Only the U.S. can lead this war, and that leadership means being willing to devote whatever resources are required to win — even boots on the ground. We must do what it takes.
Mitt Romney, Washington Post
The idea that we can retreat from the world, hermetically seal borders (which does nothing about terrorists who are Western nationals, as some of the Paris killers appear to be) and let Muslim states work things out on their own is precisely the sort of pre-9/11 and pre-11/13 thinking that leaves us at the mercy of the jihadists' whims. If we do not fight them there, we will fight them here. That has been the lesson which we, at our peril, have refused to absorb fully.
Friday's events should prompt some serious reflection about our policies and politicians. We need serious leaders for serious and deadly times. We cannot afford to put our security in the hands of blowhards, know-nothings or neo-isolationists. Those who advanced or countenanced the policies of the last seven years should not be re-elected or promoted to higher office. If we do not rouse ourselves, the next targets will be U.S. cities. Anyone who thought otherwise got a rude awakening on Friday.

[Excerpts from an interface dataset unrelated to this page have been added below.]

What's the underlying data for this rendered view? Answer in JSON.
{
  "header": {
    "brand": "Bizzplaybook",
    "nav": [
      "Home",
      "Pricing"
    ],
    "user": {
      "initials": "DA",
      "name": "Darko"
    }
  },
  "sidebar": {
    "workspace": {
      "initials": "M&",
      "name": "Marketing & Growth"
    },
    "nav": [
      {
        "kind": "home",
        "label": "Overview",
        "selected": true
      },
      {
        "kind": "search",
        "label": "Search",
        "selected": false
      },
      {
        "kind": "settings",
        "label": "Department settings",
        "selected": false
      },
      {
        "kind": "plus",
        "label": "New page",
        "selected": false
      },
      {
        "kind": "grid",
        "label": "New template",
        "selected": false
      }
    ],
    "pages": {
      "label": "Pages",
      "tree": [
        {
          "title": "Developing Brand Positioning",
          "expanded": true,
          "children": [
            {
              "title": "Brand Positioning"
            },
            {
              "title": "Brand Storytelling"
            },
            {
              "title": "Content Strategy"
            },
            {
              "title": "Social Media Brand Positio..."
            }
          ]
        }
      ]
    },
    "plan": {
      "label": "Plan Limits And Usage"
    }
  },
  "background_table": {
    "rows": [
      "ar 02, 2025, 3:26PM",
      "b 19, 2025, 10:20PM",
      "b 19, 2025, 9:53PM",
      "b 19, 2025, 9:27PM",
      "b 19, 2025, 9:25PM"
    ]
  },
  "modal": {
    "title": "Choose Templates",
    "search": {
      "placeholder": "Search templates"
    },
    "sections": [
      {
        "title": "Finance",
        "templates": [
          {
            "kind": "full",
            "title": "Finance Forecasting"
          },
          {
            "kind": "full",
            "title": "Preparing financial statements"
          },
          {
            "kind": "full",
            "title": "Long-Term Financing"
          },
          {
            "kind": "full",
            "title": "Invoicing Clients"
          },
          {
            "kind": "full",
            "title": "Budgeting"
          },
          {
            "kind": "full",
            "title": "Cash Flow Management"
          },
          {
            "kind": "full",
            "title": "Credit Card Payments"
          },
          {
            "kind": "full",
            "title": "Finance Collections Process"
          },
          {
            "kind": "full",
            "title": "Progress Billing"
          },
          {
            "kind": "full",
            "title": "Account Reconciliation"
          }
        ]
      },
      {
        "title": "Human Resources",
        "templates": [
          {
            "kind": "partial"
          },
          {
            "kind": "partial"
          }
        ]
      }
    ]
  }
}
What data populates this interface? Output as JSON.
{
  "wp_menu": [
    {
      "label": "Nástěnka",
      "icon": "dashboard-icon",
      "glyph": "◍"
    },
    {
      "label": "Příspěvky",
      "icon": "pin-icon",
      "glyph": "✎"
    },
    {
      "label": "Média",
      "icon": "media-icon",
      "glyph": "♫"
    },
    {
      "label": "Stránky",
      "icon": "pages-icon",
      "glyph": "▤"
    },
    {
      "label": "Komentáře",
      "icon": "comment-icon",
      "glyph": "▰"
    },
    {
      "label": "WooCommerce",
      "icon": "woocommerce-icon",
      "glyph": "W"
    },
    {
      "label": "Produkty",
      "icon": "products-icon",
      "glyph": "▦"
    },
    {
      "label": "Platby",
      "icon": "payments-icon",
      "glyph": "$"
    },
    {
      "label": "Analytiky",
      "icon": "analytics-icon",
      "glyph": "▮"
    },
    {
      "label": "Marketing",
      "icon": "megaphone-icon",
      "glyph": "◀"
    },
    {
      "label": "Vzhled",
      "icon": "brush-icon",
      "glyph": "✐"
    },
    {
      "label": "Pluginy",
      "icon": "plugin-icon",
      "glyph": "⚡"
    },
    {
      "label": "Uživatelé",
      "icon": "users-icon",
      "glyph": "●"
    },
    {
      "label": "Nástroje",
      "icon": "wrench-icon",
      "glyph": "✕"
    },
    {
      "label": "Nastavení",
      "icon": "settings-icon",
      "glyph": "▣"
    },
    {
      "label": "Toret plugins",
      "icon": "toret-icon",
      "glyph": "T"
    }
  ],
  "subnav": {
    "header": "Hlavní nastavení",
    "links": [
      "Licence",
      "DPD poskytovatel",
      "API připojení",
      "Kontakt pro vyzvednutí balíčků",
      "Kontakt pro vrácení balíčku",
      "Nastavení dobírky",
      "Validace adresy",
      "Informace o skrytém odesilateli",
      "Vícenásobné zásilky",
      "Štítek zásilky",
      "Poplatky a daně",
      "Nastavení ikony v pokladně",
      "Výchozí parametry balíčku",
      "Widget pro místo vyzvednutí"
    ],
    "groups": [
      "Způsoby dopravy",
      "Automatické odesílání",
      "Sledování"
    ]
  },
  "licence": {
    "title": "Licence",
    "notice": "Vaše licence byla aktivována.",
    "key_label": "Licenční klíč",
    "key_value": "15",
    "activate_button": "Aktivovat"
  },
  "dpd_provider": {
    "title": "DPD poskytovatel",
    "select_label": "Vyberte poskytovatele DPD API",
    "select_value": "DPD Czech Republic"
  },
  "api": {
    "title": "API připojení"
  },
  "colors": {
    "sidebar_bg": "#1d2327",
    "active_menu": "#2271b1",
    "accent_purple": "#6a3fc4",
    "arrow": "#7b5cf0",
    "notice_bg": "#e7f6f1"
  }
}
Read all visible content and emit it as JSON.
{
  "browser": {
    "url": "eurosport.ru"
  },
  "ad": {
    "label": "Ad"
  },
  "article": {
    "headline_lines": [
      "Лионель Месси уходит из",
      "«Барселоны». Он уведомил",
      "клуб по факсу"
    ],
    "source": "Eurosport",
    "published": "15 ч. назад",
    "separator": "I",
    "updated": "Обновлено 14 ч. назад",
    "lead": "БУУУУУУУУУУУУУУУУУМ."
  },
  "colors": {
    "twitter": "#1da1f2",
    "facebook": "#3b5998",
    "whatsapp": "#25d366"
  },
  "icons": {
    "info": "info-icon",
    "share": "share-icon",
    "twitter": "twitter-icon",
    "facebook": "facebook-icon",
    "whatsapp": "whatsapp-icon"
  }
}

Jennifer Rubin, Washington Post
Lindsey Graham, one of the more sensible candidates in the Republican presidential race, suggests what just may be in this day and age a unique solution to the ISIL threat — bipartisan cooperation with Barack Obama.
Appearing with Matt Lauer and Savannah Guthrie on NBC the day after the tragic terrorist attacks on Paris, the South Carolina senator suggested that the president should call in all of those seeking his job, as well as congressional leaders, and devise a plan to eliminate the worldwide terrorist organization once and for all. In the meantime, he said, Congress should restore budget cuts to the nation's chief intelligence operations.
Graham said he believes that much of the Middle East is growing more and more alarmed about ISIL and that it would be ready to enlist in a joint force that would include Turkey and the U.S., but only if President Bashar Assad of Syria is finally removed. Talks in Vienna for a Syrian cease-fire are creaking along but may have been accelerated by the Paris incident.
Although Graham's proposals are solid and his intentions good, getting the warring parties in this country and in the world to unite in an effort that would prevent the continuous assault on humanity by the worst hoard of barbarians since Genghis Khan may be impossible. Where does that leave us?
It seems inevitable that Americans ultimately will have to once again commit their manpower and resources at a much greater level than they have. Hope that it is not too late, that Obama's reluctance to involve us more deeply until now hasn't made any swift resolution increasingly difficult. Finger-crossing is advisable here.
Dan K. Thomasson, Tribune News Service (TNS)
It has been obvious for some time that this proto-state in Iraq and Syria cannot be contained or ignored. In the last two weeks, it has murdered scores of innocents in Beirut and Paris. Evidence suggests it bombed a civilian Russian aircraft over Egypt. This says nothing of its trade in child sex slaves and attempts to wipe out the region's remaining Yazidis.
None of this is to say the U.S. should invade the caliphate like it was Saddam's Iraq. But the aim of the new war should be regime change without compromise. And on this, Democrats appear to agree.
It's a point not lost even on the socialist senator from Vermont. In his opening remarks Saturday night, Bernie Sanders said, "Together, leading the world, this country will rid our planet of this barbarous organization called ISIS."
George W. Bush couldn't have said it better.
Eli Lake, Bloomberg View